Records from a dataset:
= Beginning of Section =

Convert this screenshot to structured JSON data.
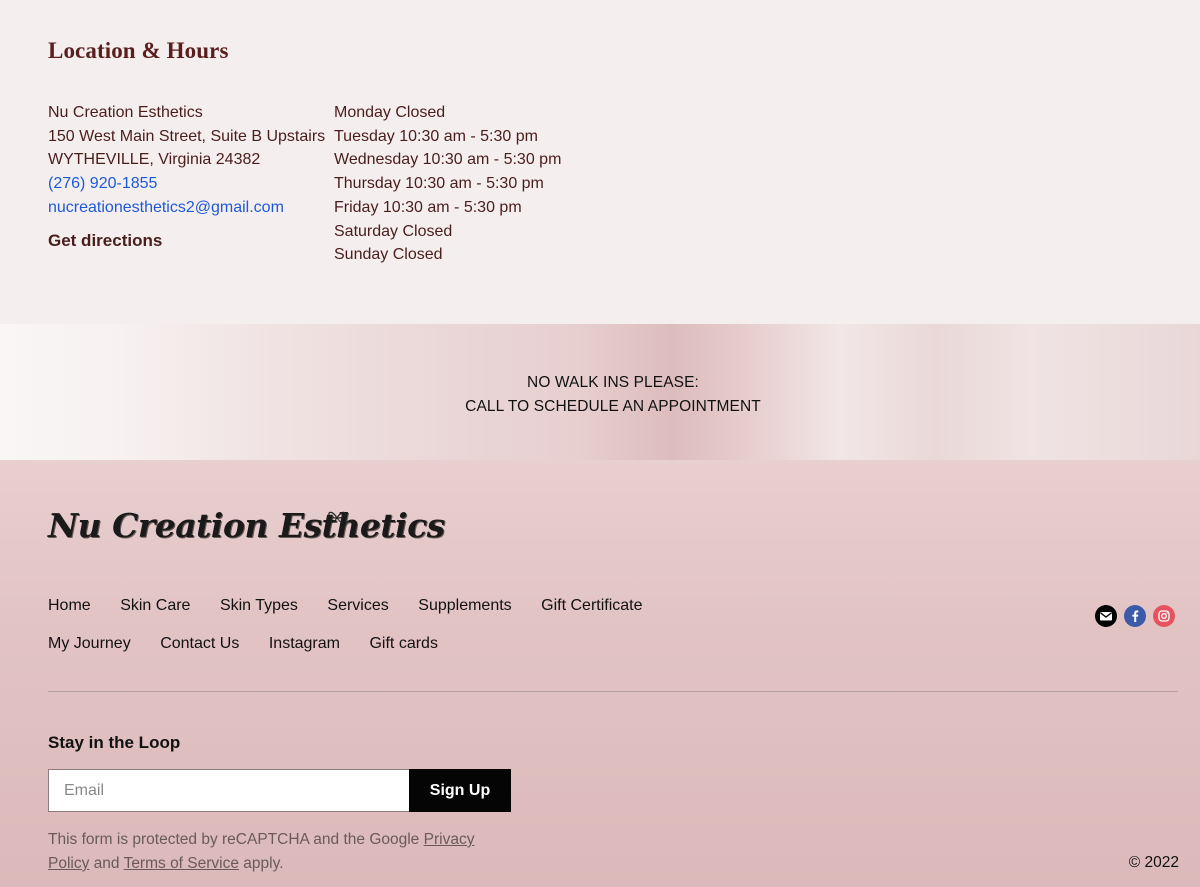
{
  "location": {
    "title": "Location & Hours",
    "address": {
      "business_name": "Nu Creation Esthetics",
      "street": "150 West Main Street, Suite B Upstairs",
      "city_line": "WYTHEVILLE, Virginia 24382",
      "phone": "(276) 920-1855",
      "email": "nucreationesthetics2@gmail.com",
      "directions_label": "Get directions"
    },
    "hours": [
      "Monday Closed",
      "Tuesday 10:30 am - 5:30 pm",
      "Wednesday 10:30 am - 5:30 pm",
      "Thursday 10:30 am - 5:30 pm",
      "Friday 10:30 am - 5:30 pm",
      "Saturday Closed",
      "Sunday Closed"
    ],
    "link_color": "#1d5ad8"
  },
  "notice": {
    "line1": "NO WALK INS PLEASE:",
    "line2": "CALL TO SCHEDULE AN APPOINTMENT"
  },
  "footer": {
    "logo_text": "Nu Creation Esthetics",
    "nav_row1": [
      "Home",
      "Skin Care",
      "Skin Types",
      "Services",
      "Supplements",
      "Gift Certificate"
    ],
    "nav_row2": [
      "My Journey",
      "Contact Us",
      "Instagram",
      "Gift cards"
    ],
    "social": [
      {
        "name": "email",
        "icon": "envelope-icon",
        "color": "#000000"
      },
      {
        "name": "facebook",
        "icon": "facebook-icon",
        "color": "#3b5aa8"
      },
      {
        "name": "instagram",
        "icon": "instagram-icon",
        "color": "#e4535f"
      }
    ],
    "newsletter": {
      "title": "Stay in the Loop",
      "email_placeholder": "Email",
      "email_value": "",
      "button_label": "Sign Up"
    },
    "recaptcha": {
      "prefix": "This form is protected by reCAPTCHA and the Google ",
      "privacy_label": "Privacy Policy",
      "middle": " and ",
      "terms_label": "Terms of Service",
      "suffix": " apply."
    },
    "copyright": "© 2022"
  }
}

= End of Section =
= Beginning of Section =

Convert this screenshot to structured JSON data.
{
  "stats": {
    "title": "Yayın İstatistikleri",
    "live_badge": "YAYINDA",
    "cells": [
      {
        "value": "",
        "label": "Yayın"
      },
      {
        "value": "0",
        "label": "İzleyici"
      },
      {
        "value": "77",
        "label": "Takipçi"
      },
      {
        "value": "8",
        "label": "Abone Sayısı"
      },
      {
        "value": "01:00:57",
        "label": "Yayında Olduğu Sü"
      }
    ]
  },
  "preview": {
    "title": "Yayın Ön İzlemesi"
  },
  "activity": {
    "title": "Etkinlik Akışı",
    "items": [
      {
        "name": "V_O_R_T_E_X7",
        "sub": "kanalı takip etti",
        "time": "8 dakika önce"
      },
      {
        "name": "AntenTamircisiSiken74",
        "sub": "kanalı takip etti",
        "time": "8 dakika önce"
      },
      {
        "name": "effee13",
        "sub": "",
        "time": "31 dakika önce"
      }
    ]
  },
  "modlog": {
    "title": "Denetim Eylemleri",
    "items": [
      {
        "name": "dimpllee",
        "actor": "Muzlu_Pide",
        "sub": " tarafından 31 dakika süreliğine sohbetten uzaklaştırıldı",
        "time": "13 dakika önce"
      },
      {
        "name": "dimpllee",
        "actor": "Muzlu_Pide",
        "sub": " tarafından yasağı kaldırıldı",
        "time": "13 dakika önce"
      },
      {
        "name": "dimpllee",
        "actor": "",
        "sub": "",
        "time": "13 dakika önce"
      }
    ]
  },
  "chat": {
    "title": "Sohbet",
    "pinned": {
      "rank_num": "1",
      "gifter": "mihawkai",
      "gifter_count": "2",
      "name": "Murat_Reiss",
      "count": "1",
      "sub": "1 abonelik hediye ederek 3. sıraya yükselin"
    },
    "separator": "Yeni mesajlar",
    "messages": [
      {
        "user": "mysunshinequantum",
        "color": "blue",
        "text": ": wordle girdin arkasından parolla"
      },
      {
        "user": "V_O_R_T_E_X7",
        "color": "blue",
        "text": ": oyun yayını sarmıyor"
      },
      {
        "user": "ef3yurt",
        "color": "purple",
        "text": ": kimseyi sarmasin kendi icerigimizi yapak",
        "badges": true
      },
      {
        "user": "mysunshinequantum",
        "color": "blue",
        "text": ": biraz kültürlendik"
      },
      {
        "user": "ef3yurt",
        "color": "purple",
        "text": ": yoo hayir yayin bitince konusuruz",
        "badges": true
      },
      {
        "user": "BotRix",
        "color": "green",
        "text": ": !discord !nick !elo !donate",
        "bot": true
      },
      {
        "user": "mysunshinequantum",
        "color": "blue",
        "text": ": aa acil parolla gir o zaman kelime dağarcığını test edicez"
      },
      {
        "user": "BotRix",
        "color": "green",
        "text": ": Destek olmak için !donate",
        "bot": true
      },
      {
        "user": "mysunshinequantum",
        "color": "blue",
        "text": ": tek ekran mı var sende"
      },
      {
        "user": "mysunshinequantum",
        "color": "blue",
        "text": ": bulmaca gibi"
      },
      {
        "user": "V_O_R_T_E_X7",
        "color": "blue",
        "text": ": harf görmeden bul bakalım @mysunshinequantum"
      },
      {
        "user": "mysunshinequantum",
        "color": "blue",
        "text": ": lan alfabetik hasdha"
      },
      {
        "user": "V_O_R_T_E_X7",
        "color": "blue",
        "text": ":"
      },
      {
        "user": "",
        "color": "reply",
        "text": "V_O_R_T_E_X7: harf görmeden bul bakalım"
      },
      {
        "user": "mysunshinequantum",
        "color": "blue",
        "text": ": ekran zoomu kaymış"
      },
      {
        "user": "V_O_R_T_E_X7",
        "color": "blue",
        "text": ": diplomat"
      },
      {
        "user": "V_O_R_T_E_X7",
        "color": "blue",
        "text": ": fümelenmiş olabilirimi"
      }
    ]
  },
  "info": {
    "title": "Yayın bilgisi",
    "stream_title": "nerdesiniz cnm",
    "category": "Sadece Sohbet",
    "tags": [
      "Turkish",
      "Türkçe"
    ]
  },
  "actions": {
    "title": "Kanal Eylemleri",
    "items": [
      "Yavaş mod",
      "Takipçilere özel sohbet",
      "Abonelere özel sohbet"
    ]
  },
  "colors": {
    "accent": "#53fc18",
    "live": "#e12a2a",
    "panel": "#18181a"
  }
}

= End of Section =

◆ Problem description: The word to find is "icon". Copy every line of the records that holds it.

◆ Exercise solution:
        "icon": "envelope-icon",
        "icon": "facebook-icon",
        "icon": "instagram-icon",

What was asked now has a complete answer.